--- Task to complete ---
Copy all of the data below exactly as it is given.

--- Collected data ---
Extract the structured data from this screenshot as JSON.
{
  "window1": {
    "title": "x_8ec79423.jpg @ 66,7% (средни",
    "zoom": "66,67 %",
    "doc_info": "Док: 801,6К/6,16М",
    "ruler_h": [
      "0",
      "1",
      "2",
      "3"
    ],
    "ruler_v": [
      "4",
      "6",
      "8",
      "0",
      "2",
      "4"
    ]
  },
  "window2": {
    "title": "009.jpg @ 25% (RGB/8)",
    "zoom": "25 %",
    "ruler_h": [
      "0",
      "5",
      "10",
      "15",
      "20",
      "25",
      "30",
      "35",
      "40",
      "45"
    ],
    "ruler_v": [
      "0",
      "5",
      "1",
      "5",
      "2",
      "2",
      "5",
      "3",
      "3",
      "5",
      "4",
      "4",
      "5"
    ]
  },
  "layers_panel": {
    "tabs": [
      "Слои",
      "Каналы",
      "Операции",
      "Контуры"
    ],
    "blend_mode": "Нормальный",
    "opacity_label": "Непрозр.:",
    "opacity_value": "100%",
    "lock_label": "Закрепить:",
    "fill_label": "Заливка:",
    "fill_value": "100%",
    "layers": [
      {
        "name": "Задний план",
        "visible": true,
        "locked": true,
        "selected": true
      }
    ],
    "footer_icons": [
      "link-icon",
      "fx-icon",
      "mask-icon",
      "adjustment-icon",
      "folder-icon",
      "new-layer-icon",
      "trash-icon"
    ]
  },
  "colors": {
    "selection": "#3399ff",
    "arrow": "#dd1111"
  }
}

--- Written response ---
Extract the structured data from this screenshot as JSON.
{
  "window1": {
    "title": "x_8ec79423.jpg @ 66,7% (средни",
    "zoom": "66,67 %",
    "doc_info": "Док: 801,6К/6,16М",
    "ruler_h": [
      "0",
      "1",
      "2",
      "3"
    ],
    "ruler_v": [
      "4",
      "6",
      "8",
      "0",
      "2",
      "4"
    ]
  },
  "window2": {
    "title": "009.jpg @ 25% (RGB/8)",
    "zoom": "25 %",
    "ruler_h": [
      "0",
      "5",
      "10",
      "15",
      "20",
      "25",
      "30",
      "35",
      "40",
      "45"
    ],
    "ruler_v": [
      "0",
      "5",
      "1",
      "5",
      "2",
      "2",
      "5",
      "3",
      "3",
      "5",
      "4",
      "4",
      "5"
    ]
  },
  "layers_panel": {
    "tabs": [
      "Слои",
      "Каналы",
      "Операции",
      "Контуры"
    ],
    "blend_mode": "Нормальный",
    "opacity_label": "Непрозр.:",
    "opacity_value": "100%",
    "lock_label": "Закрепить:",
    "fill_label": "Заливка:",
    "fill_value": "100%",
    "layers": [
      {
        "name": "Задний план",
        "visible": true,
        "locked": true,
        "selected": true
      }
    ],
    "footer_icons": [
      "link-icon",
      "fx-icon",
      "mask-icon",
      "adjustment-icon",
      "folder-icon",
      "new-layer-icon",
      "trash-icon"
    ]
  },
  "colors": {
    "selection": "#3399ff",
    "arrow": "#dd1111"
  }
}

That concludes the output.